- **Exercise data**
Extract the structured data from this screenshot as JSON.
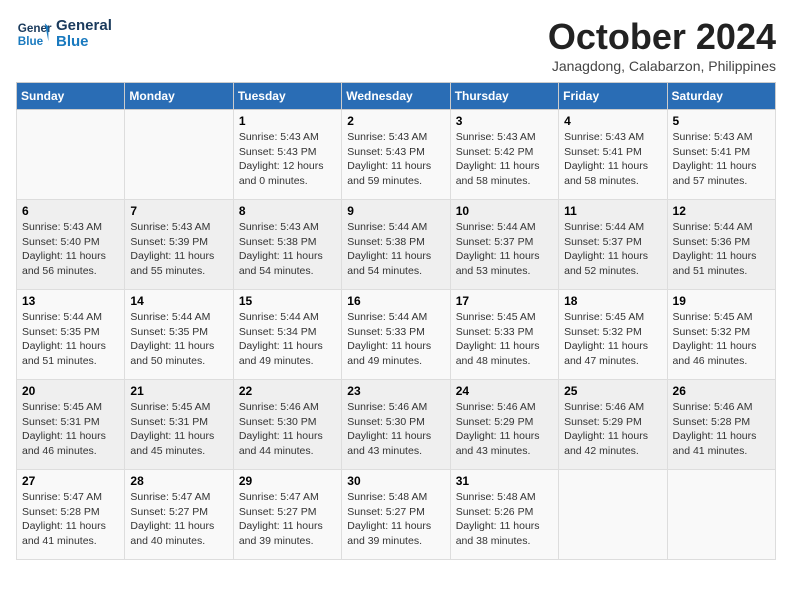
{
  "header": {
    "logo_line1": "General",
    "logo_line2": "Blue",
    "month": "October 2024",
    "location": "Janagdong, Calabarzon, Philippines"
  },
  "weekdays": [
    "Sunday",
    "Monday",
    "Tuesday",
    "Wednesday",
    "Thursday",
    "Friday",
    "Saturday"
  ],
  "weeks": [
    [
      {
        "day": "",
        "text": ""
      },
      {
        "day": "",
        "text": ""
      },
      {
        "day": "1",
        "text": "Sunrise: 5:43 AM\nSunset: 5:43 PM\nDaylight: 12 hours\nand 0 minutes."
      },
      {
        "day": "2",
        "text": "Sunrise: 5:43 AM\nSunset: 5:43 PM\nDaylight: 11 hours\nand 59 minutes."
      },
      {
        "day": "3",
        "text": "Sunrise: 5:43 AM\nSunset: 5:42 PM\nDaylight: 11 hours\nand 58 minutes."
      },
      {
        "day": "4",
        "text": "Sunrise: 5:43 AM\nSunset: 5:41 PM\nDaylight: 11 hours\nand 58 minutes."
      },
      {
        "day": "5",
        "text": "Sunrise: 5:43 AM\nSunset: 5:41 PM\nDaylight: 11 hours\nand 57 minutes."
      }
    ],
    [
      {
        "day": "6",
        "text": "Sunrise: 5:43 AM\nSunset: 5:40 PM\nDaylight: 11 hours\nand 56 minutes."
      },
      {
        "day": "7",
        "text": "Sunrise: 5:43 AM\nSunset: 5:39 PM\nDaylight: 11 hours\nand 55 minutes."
      },
      {
        "day": "8",
        "text": "Sunrise: 5:43 AM\nSunset: 5:38 PM\nDaylight: 11 hours\nand 54 minutes."
      },
      {
        "day": "9",
        "text": "Sunrise: 5:44 AM\nSunset: 5:38 PM\nDaylight: 11 hours\nand 54 minutes."
      },
      {
        "day": "10",
        "text": "Sunrise: 5:44 AM\nSunset: 5:37 PM\nDaylight: 11 hours\nand 53 minutes."
      },
      {
        "day": "11",
        "text": "Sunrise: 5:44 AM\nSunset: 5:37 PM\nDaylight: 11 hours\nand 52 minutes."
      },
      {
        "day": "12",
        "text": "Sunrise: 5:44 AM\nSunset: 5:36 PM\nDaylight: 11 hours\nand 51 minutes."
      }
    ],
    [
      {
        "day": "13",
        "text": "Sunrise: 5:44 AM\nSunset: 5:35 PM\nDaylight: 11 hours\nand 51 minutes."
      },
      {
        "day": "14",
        "text": "Sunrise: 5:44 AM\nSunset: 5:35 PM\nDaylight: 11 hours\nand 50 minutes."
      },
      {
        "day": "15",
        "text": "Sunrise: 5:44 AM\nSunset: 5:34 PM\nDaylight: 11 hours\nand 49 minutes."
      },
      {
        "day": "16",
        "text": "Sunrise: 5:44 AM\nSunset: 5:33 PM\nDaylight: 11 hours\nand 49 minutes."
      },
      {
        "day": "17",
        "text": "Sunrise: 5:45 AM\nSunset: 5:33 PM\nDaylight: 11 hours\nand 48 minutes."
      },
      {
        "day": "18",
        "text": "Sunrise: 5:45 AM\nSunset: 5:32 PM\nDaylight: 11 hours\nand 47 minutes."
      },
      {
        "day": "19",
        "text": "Sunrise: 5:45 AM\nSunset: 5:32 PM\nDaylight: 11 hours\nand 46 minutes."
      }
    ],
    [
      {
        "day": "20",
        "text": "Sunrise: 5:45 AM\nSunset: 5:31 PM\nDaylight: 11 hours\nand 46 minutes."
      },
      {
        "day": "21",
        "text": "Sunrise: 5:45 AM\nSunset: 5:31 PM\nDaylight: 11 hours\nand 45 minutes."
      },
      {
        "day": "22",
        "text": "Sunrise: 5:46 AM\nSunset: 5:30 PM\nDaylight: 11 hours\nand 44 minutes."
      },
      {
        "day": "23",
        "text": "Sunrise: 5:46 AM\nSunset: 5:30 PM\nDaylight: 11 hours\nand 43 minutes."
      },
      {
        "day": "24",
        "text": "Sunrise: 5:46 AM\nSunset: 5:29 PM\nDaylight: 11 hours\nand 43 minutes."
      },
      {
        "day": "25",
        "text": "Sunrise: 5:46 AM\nSunset: 5:29 PM\nDaylight: 11 hours\nand 42 minutes."
      },
      {
        "day": "26",
        "text": "Sunrise: 5:46 AM\nSunset: 5:28 PM\nDaylight: 11 hours\nand 41 minutes."
      }
    ],
    [
      {
        "day": "27",
        "text": "Sunrise: 5:47 AM\nSunset: 5:28 PM\nDaylight: 11 hours\nand 41 minutes."
      },
      {
        "day": "28",
        "text": "Sunrise: 5:47 AM\nSunset: 5:27 PM\nDaylight: 11 hours\nand 40 minutes."
      },
      {
        "day": "29",
        "text": "Sunrise: 5:47 AM\nSunset: 5:27 PM\nDaylight: 11 hours\nand 39 minutes."
      },
      {
        "day": "30",
        "text": "Sunrise: 5:48 AM\nSunset: 5:27 PM\nDaylight: 11 hours\nand 39 minutes."
      },
      {
        "day": "31",
        "text": "Sunrise: 5:48 AM\nSunset: 5:26 PM\nDaylight: 11 hours\nand 38 minutes."
      },
      {
        "day": "",
        "text": ""
      },
      {
        "day": "",
        "text": ""
      }
    ]
  ]
}
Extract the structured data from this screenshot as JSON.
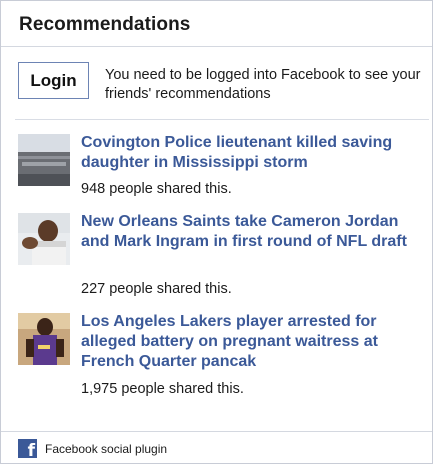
{
  "header": {
    "title": "Recommendations"
  },
  "login": {
    "button_label": "Login",
    "message": "You need to be logged into Facebook to see your friends' recommendations"
  },
  "items": [
    {
      "title": "Covington Police lieutenant killed saving daughter in Mississippi storm",
      "shares": "948 people shared this."
    },
    {
      "title": "New Orleans Saints take Cameron Jordan and Mark Ingram in first round of NFL draft",
      "shares": "227 people shared this."
    },
    {
      "title": "Los Angeles Lakers player arrested for alleged battery on pregnant waitress at French Quarter pancak",
      "shares": "1,975 people shared this."
    }
  ],
  "footer": {
    "label": "Facebook social plugin",
    "icon": "facebook-icon"
  },
  "colors": {
    "link": "#3b5998",
    "border": "#c8ccd6",
    "brand": "#3b5998"
  }
}
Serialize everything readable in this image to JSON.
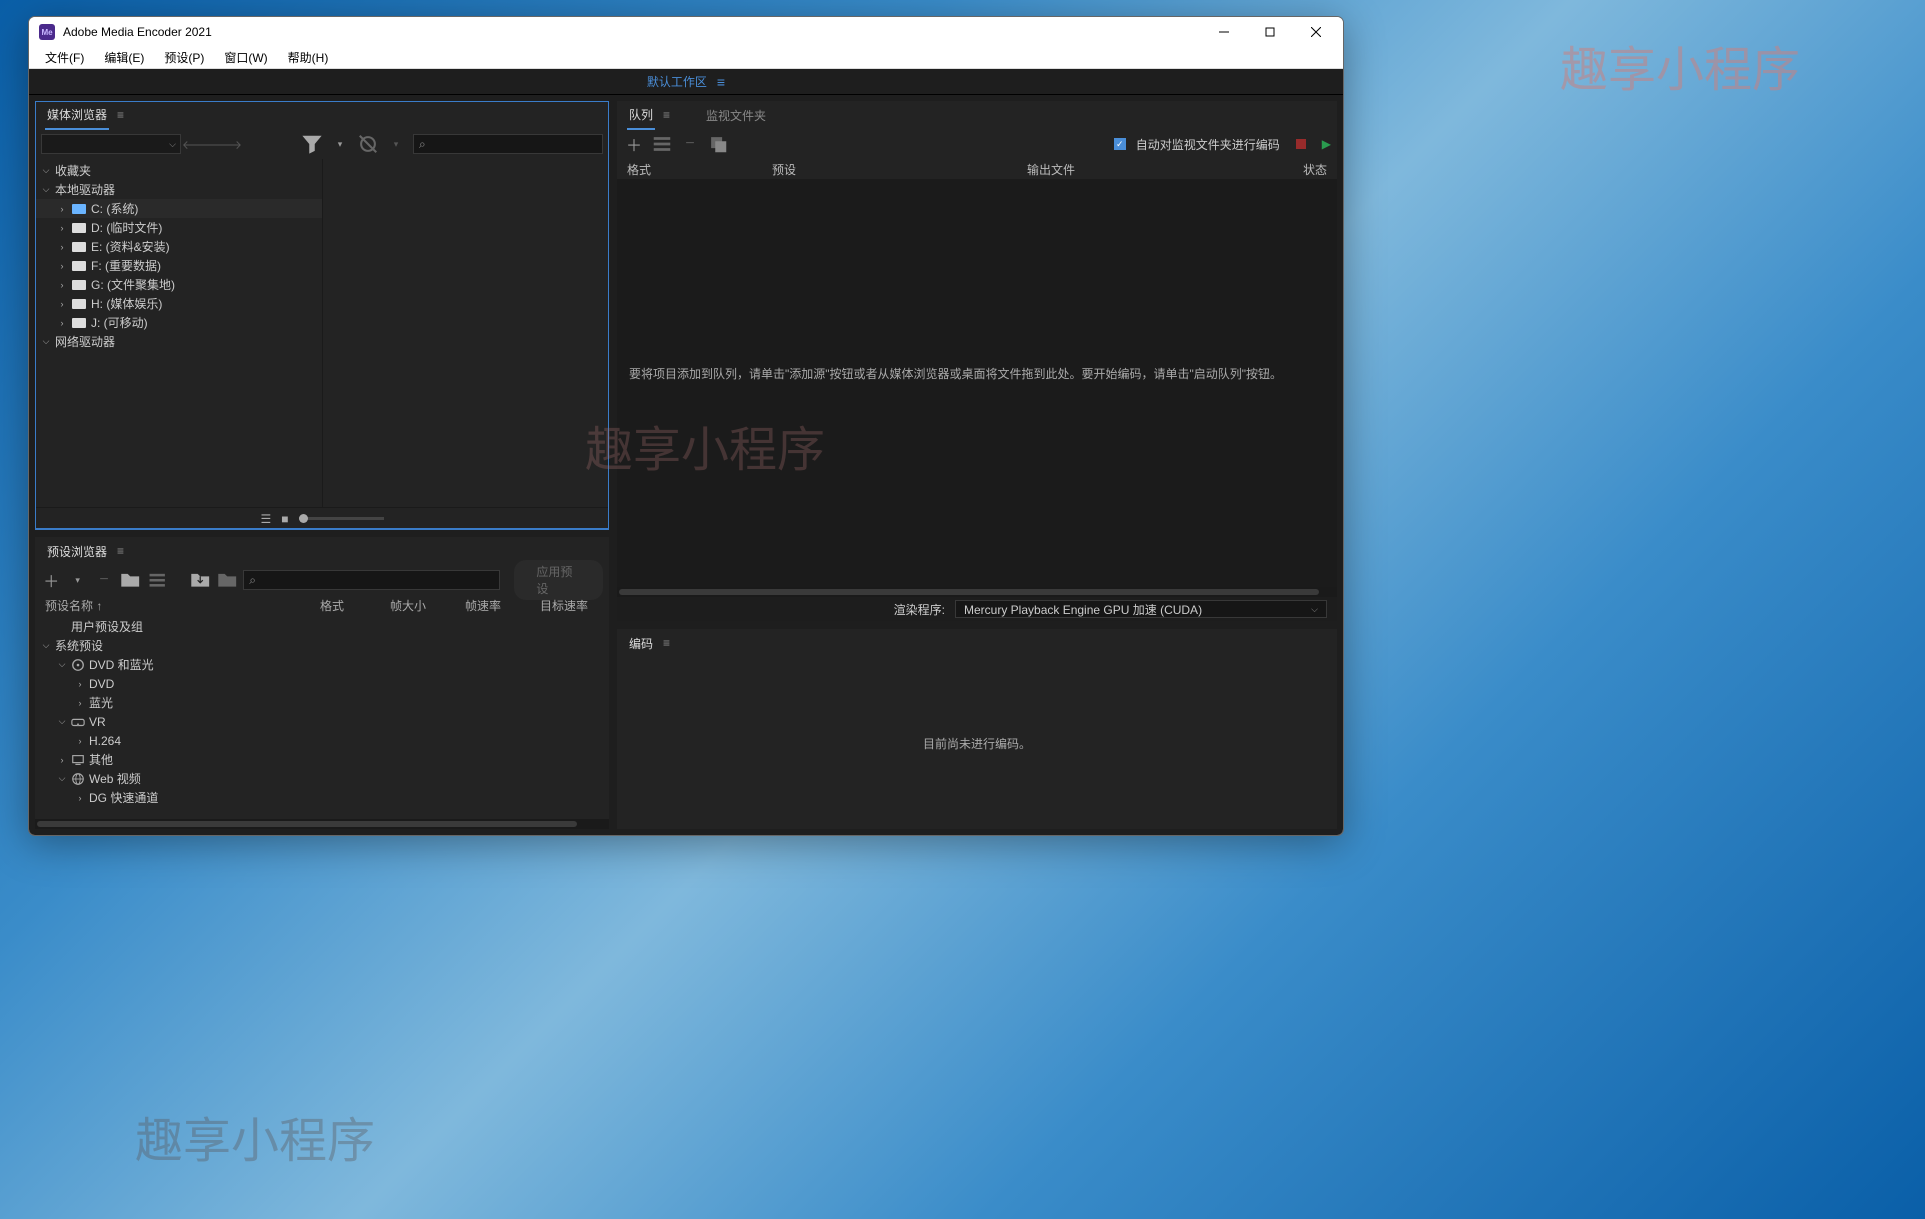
{
  "watermark": "趣享小程序",
  "window": {
    "title": "Adobe Media Encoder 2021",
    "icon_text": "Me"
  },
  "menu": [
    "文件(F)",
    "编辑(E)",
    "预设(P)",
    "窗口(W)",
    "帮助(H)"
  ],
  "workspace": {
    "label": "默认工作区"
  },
  "media_browser": {
    "title": "媒体浏览器",
    "favorites": "收藏夹",
    "local_drives": "本地驱动器",
    "network_drives": "网络驱动器",
    "drives": [
      {
        "label": "C: (系统)",
        "sys": true
      },
      {
        "label": "D: (临时文件)"
      },
      {
        "label": "E: (资料&安装)"
      },
      {
        "label": "F: (重要数据)"
      },
      {
        "label": "G: (文件聚集地)"
      },
      {
        "label": "H: (媒体娱乐)"
      },
      {
        "label": "J: (可移动)"
      }
    ]
  },
  "preset_browser": {
    "title": "预设浏览器",
    "apply_btn": "应用预设",
    "columns": {
      "name": "预设名称 ↑",
      "format": "格式",
      "framesize": "帧大小",
      "fps": "帧速率",
      "target": "目标速率"
    },
    "user_presets": "用户预设及组",
    "system_presets": "系统预设",
    "groups": [
      {
        "label": "DVD 和蓝光",
        "icon": "disc",
        "expanded": true,
        "children": [
          "DVD",
          "蓝光"
        ]
      },
      {
        "label": "VR",
        "icon": "vr",
        "expanded": true,
        "children": [
          "H.264"
        ]
      },
      {
        "label": "其他",
        "icon": "monitor",
        "expanded": false
      },
      {
        "label": "Web 视频",
        "icon": "globe",
        "expanded": true,
        "children": [
          "DG 快速通道"
        ]
      }
    ]
  },
  "queue": {
    "tab_queue": "队列",
    "tab_watch": "监视文件夹",
    "auto_encode_label": "自动对监视文件夹进行编码",
    "columns": {
      "format": "格式",
      "preset": "预设",
      "output": "输出文件",
      "status": "状态"
    },
    "empty_msg": "要将项目添加到队列，请单击\"添加源\"按钮或者从媒体浏览器或桌面将文件拖到此处。要开始编码，请单击\"启动队列\"按钮。",
    "render_label": "渲染程序:",
    "render_engine": "Mercury Playback Engine GPU 加速 (CUDA)"
  },
  "encoding": {
    "title": "编码",
    "idle_msg": "目前尚未进行编码。"
  }
}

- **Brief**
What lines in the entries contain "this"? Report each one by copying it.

- **Task output**
Extract the structured data from this screenshot as JSON.
Extract the structured data from this screenshot as JSON.
      "shares": "948 people shared this."
      "shares": "227 people shared this."
      "shares": "1,975 people shared this."
Serialize everything readable in this image to JSON.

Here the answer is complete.